Innovation, economic recovery and education have beaten lower duty to become the top tips from suppliers looking at what could bring the UK wine market back into growth.
Sixty-two per cent of wine suppliers polled for OLN's Wine Report said product innovation was the key, up from 44% last year, and another 31% tipped packaging innovation.
Suppliers insist that communication about wine must move away from price.
Mark Wilson, business development manager for De Bortoli, says: “It’s about making wine interesting and engaging the consumer. If we tell them wine is cheap, they will buy cheap.
And Liberty Wines managing director David Gleave MW says: "We need to find the right language to engage with consumers.
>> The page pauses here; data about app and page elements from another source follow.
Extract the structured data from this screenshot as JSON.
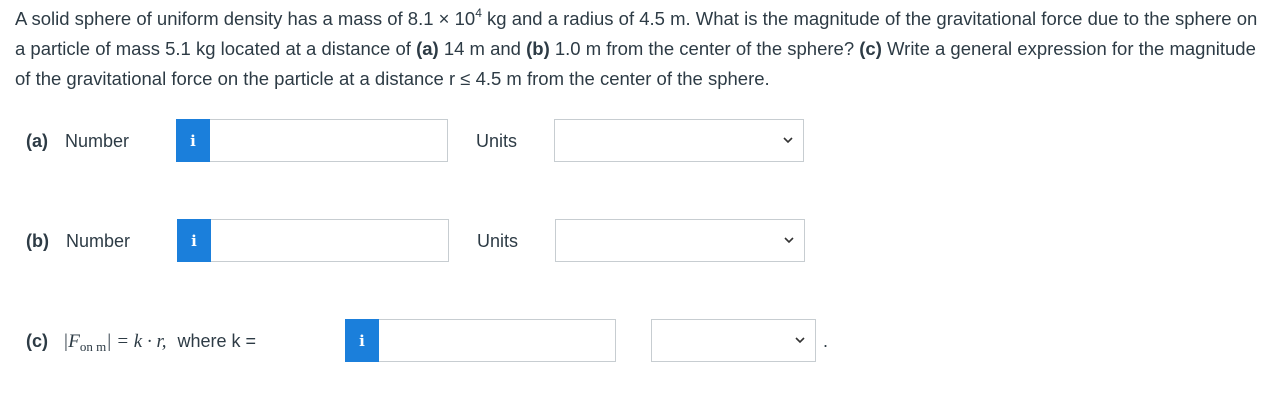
{
  "question": {
    "intro": "A solid sphere of uniform density has a mass of 8.1 × 10",
    "exp": "4",
    "mid1": " kg and a radius of 4.5 m. What is the magnitude of the gravitational force due to the sphere on a particle of mass 5.1 kg located at a distance of ",
    "a_tag": "(a)",
    "mid2": " 14 m and ",
    "b_tag": "(b)",
    "mid3": " 1.0 m from the center of the sphere? ",
    "c_tag": "(c)",
    "mid4": " Write a general expression for the magnitude of the gravitational force on the particle at a distance r ≤ 4.5 m from the center of the sphere."
  },
  "part_a": {
    "tag": "(a)",
    "label": "Number",
    "info": "i",
    "value": "",
    "units_label": "Units",
    "units_value": ""
  },
  "part_b": {
    "tag": "(b)",
    "label": "Number",
    "info": "i",
    "value": "",
    "units_label": "Units",
    "units_value": ""
  },
  "part_c": {
    "tag": "(c)",
    "expr_open": "|F",
    "expr_sub": "on m",
    "expr_close": "| = k · r,",
    "where": "where k =",
    "info": "i",
    "value": "",
    "units_value": "",
    "period": "."
  },
  "colors": {
    "info_button": "#1b7fdb",
    "text": "#2d3b45",
    "border": "#c7cdd1"
  },
  "icons": {
    "info": "info-icon",
    "dropdown": "chevron-down-icon"
  }
}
For example, educating wine drinkers and encouraging them to experiment."
Doug Wregg, sales and marketing director for Les Caves de Pyrène, adds: “Education can come from independent retailers and restaurants through wine clubs and proactive selling of more interesting wine. Newspapers and magazines could up their coverage and cover the issues more intelligently rather than just featuring wines they think consumers will buy.”
One supplier warns: “It will be challenging to stimulate growth. Consumers continue to watch expenditure and are more conscious of health and lifestyle issues.”
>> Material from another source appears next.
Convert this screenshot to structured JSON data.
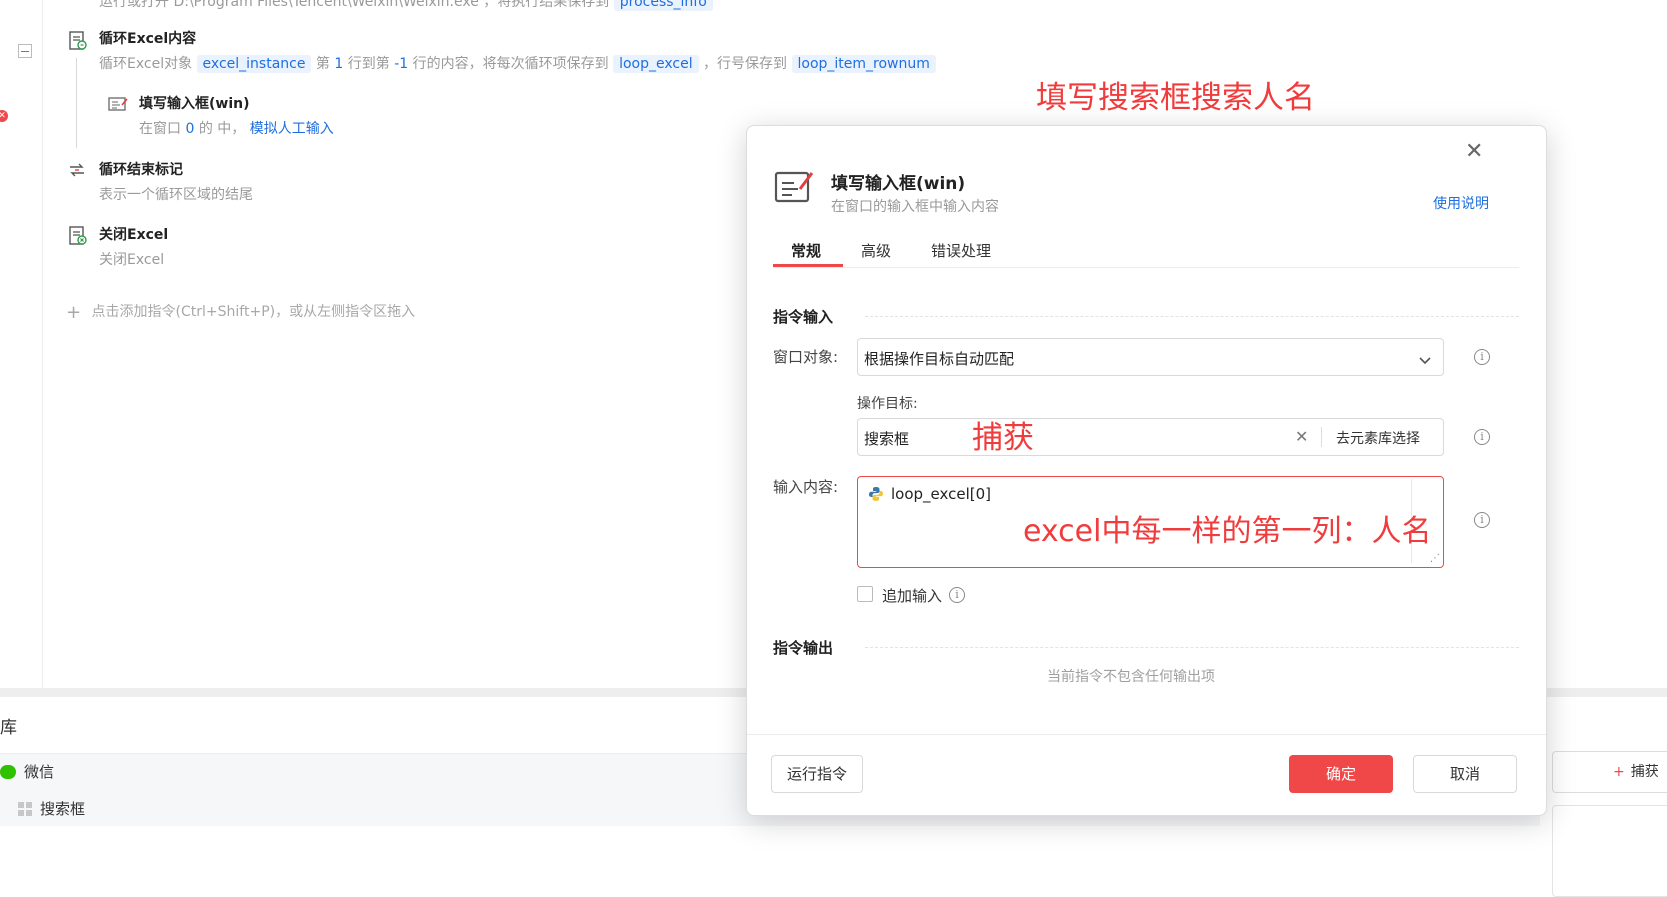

But Alpine Wines owner Joelle Nebbe-Mornod takes a different view: “There’s plenty of growth left. We’re still measly wine drinkers in the UK,” she says.
In terms of styles, suppliers are tipping fruit-flavoured wine infusions as the best bet for growth, followed by sparkling wines.
One says: “Lower-abv, fruit- blended wine-based drinks and cocktails are gateway drinks that will attract younger consumers.”
Wine-based cocktails also gained popularity, growing from 18% last year to 26%, and one supplier tips rosé as a gateway category.
Sparklers overtook premium wines and brands into second place.
Outgoing Pol Roger managing director Nick James says: “Prosecco will get people on the sparkling wine ladder, but varietal wines – which to many people are brands in their own right – will also draw in new consumers.”
Sweeter styles were seen as less important – down to 22% from 31% last year – but suppliers still argue that they are the entry point to wine for new consumers.
“Always were, always will be,” says Oakley Wine Agencies managing director Nick Oakley. “Then they work their way up the price ladder and towards drier and red wines. It’s the natural progression of the human palate.”
And De Bortoli’s Wilson adds: “It is generally thought that consumer tastes change from sweet to dry, but most people prefer a sweeter style to that offered.”
Spain is the country most likely to produce significant growth in the coming year, followed by Italy, South Africa and France.
“With the weakening euro, any wines from the eurozone are going to fall in price,” says Martin Chapman, director of Peter Osborne Fine Wines. “Italy continues to grow, as do French and Portuguese wines.”
Argentina remains a strong contender with 33% tipping it for growth, followed by Australia with 31%.
Marc Patch, managing director of GM Drinks, says: “Argentinian wines are continually achieving traction with the consumer, the majority of it being led by Malbec. English wines are being discussed more than ever, however premium prices will keep the volumes small.”
Another supplier says: “Australia’s time will come back. The quality has never been better, there is innovation and it can tell its stories to consumers like no other nation.
“The exchange rate is starting to swing back in Australia too, meaning more potential for export.”
English wines saw a big leap in popularity – from 2% last year to 16% this year – and central and eastern European wines’ perceived potential grew from 7% to 16%.
Pol Roger's James says: “English sparkling wine will continue to grow and become an acceptable alternative to Champagne.”
And Fran Draper, wine controller at Halewood International, says: “The barriers to wines from eastern European countries have been broken down over the past few years, with the quality of the wine speaking for itself and wineries from countries such as Romania working hard to keep pricing competitive.
“Not only are we building sales of international grape varieties, but also of indigenous grapes, where there is something new for UK consumers to discover.”
Austria jumped from 2% last year to 12% this year, while the US dropped from 16% to 2%.